WORK TO BE COMPLETED
Start at the top line and retype the data exactly through to the end.

··· AVAILABLE RECORDS

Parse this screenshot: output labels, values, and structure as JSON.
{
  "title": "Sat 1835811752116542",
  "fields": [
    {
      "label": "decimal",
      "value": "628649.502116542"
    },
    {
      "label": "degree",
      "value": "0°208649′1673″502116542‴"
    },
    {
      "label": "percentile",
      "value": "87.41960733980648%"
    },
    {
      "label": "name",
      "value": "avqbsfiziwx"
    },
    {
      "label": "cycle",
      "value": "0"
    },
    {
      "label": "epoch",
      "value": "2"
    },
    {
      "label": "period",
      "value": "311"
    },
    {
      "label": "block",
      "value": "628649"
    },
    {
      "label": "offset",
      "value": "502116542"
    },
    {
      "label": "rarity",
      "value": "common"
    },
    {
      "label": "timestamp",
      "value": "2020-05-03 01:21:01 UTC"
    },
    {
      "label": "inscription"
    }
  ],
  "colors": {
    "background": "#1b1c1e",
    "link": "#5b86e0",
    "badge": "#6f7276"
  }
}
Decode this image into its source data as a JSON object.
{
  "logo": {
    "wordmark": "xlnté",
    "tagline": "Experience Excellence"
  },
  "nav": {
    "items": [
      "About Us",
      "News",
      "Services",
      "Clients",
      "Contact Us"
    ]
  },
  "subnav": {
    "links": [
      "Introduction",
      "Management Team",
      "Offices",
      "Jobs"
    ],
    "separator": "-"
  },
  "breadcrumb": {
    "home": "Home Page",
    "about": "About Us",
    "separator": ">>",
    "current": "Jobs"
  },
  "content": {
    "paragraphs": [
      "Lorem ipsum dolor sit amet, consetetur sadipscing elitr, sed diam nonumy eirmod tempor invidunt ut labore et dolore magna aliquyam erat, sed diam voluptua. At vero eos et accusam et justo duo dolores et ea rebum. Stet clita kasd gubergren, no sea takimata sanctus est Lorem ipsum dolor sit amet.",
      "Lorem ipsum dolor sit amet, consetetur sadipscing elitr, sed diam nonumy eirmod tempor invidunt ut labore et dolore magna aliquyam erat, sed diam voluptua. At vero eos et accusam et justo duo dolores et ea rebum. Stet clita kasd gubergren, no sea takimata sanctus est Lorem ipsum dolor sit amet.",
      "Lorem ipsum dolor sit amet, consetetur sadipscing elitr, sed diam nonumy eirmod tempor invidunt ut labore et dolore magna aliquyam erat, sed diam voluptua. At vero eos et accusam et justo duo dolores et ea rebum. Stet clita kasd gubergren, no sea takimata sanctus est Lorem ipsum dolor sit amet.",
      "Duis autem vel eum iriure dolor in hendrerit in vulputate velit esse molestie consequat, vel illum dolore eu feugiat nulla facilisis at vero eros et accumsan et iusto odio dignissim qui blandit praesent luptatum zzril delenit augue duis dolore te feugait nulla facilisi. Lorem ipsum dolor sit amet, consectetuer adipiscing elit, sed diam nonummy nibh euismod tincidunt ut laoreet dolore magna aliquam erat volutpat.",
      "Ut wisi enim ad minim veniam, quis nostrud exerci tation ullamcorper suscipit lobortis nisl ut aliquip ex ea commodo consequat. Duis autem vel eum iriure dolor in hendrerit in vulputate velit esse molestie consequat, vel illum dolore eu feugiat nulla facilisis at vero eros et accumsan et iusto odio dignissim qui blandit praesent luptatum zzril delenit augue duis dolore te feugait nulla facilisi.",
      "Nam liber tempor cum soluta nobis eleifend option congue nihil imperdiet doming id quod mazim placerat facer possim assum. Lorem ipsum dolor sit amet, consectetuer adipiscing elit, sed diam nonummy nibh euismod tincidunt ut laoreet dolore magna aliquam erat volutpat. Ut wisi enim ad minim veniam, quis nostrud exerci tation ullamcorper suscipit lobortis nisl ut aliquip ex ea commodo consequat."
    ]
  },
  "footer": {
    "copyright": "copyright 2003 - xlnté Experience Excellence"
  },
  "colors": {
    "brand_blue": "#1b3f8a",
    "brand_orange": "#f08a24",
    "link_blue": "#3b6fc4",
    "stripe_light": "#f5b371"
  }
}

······

EXPECTED OUTPUT
Parse this screenshot: output labels, values, and structure as JSON.
{
  "title": "Sat 1835811752116542",
  "fields": [
    {
      "label": "decimal",
      "value": "628649.502116542"
    },
    {
      "label": "degree",
      "value": "0°208649′1673″502116542‴"
    },
    {
      "label": "percentile",
      "value": "87.41960733980648%"
    },
    {
      "label": "name",
      "value": "avqbsfiziwx"
    },
    {
      "label": "cycle",
      "value": "0"
    },
    {
      "label": "epoch",
      "value": "2"
    },
    {
      "label": "period",
      "value": "311"
    },
    {
      "label": "block",
      "value": "628649"
    },
    {
      "label": "offset",
      "value": "502116542"
    },
    {
      "label": "rarity",
      "value": "common"
    },
    {
      "label": "timestamp",
      "value": "2020-05-03 01:21:01 UTC"
    },
    {
      "label": "inscription"
    }
  ],
  "colors": {
    "background": "#1b1c1e",
    "link": "#5b86e0",
    "badge": "#6f7276"
  }
}
Decode this image into its source data as a JSON object.
{
  "logo": {
    "wordmark": "xlnté",
    "tagline": "Experience Excellence"
  },
  "nav": {
    "items": [
      "About Us",
      "News",
      "Services",
      "Clients",
      "Contact Us"
    ]
  },
  "subnav": {
    "links": [
      "Introduction",
      "Management Team",
      "Offices",
      "Jobs"
    ],
    "separator": "-"
  },
  "breadcrumb": {
    "home": "Home Page",
    "about": "About Us",
    "separator": ">>",
    "current": "Jobs"
  },
  "content": {
    "paragraphs": [
      "Lorem ipsum dolor sit amet, consetetur sadipscing elitr, sed diam nonumy eirmod tempor invidunt ut labore et dolore magna aliquyam erat, sed diam voluptua. At vero eos et accusam et justo duo dolores et ea rebum. Stet clita kasd gubergren, no sea takimata sanctus est Lorem ipsum dolor sit amet.",
      "Lorem ipsum dolor sit amet, consetetur sadipscing elitr, sed diam nonumy eirmod tempor invidunt ut labore et dolore magna aliquyam erat, sed diam voluptua. At vero eos et accusam et justo duo dolores et ea rebum. Stet clita kasd gubergren, no sea takimata sanctus est Lorem ipsum dolor sit amet.",
      "Lorem ipsum dolor sit amet, consetetur sadipscing elitr, sed diam nonumy eirmod tempor invidunt ut labore et dolore magna aliquyam erat, sed diam voluptua. At vero eos et accusam et justo duo dolores et ea rebum. Stet clita kasd gubergren, no sea takimata sanctus est Lorem ipsum dolor sit amet.",
      "Duis autem vel eum iriure dolor in hendrerit in vulputate velit esse molestie consequat, vel illum dolore eu feugiat nulla facilisis at vero eros et accumsan et iusto odio dignissim qui blandit praesent luptatum zzril delenit augue duis dolore te feugait nulla facilisi. Lorem ipsum dolor sit amet, consectetuer adipiscing elit, sed diam nonummy nibh euismod tincidunt ut laoreet dolore magna aliquam erat volutpat.",
      "Ut wisi enim ad minim veniam, quis nostrud exerci tation ullamcorper suscipit lobortis nisl ut aliquip ex ea commodo consequat. Duis autem vel eum iriure dolor in hendrerit in vulputate velit esse molestie consequat, vel illum dolore eu feugiat nulla facilisis at vero eros et accumsan et iusto odio dignissim qui blandit praesent luptatum zzril delenit augue duis dolore te feugait nulla facilisi.",
      "Nam liber tempor cum soluta nobis eleifend option congue nihil imperdiet doming id quod mazim placerat facer possim assum. Lorem ipsum dolor sit amet, consectetuer adipiscing elit, sed diam nonummy nibh euismod tincidunt ut laoreet dolore magna aliquam erat volutpat. Ut wisi enim ad minim veniam, quis nostrud exerci tation ullamcorper suscipit lobortis nisl ut aliquip ex ea commodo consequat."
    ]
  },
  "footer": {
    "copyright": "copyright 2003 - xlnté Experience Excellence"
  },
  "colors": {
    "brand_blue": "#1b3f8a",
    "brand_orange": "#f08a24",
    "link_blue": "#3b6fc4",
    "stripe_light": "#f5b371"
  }
}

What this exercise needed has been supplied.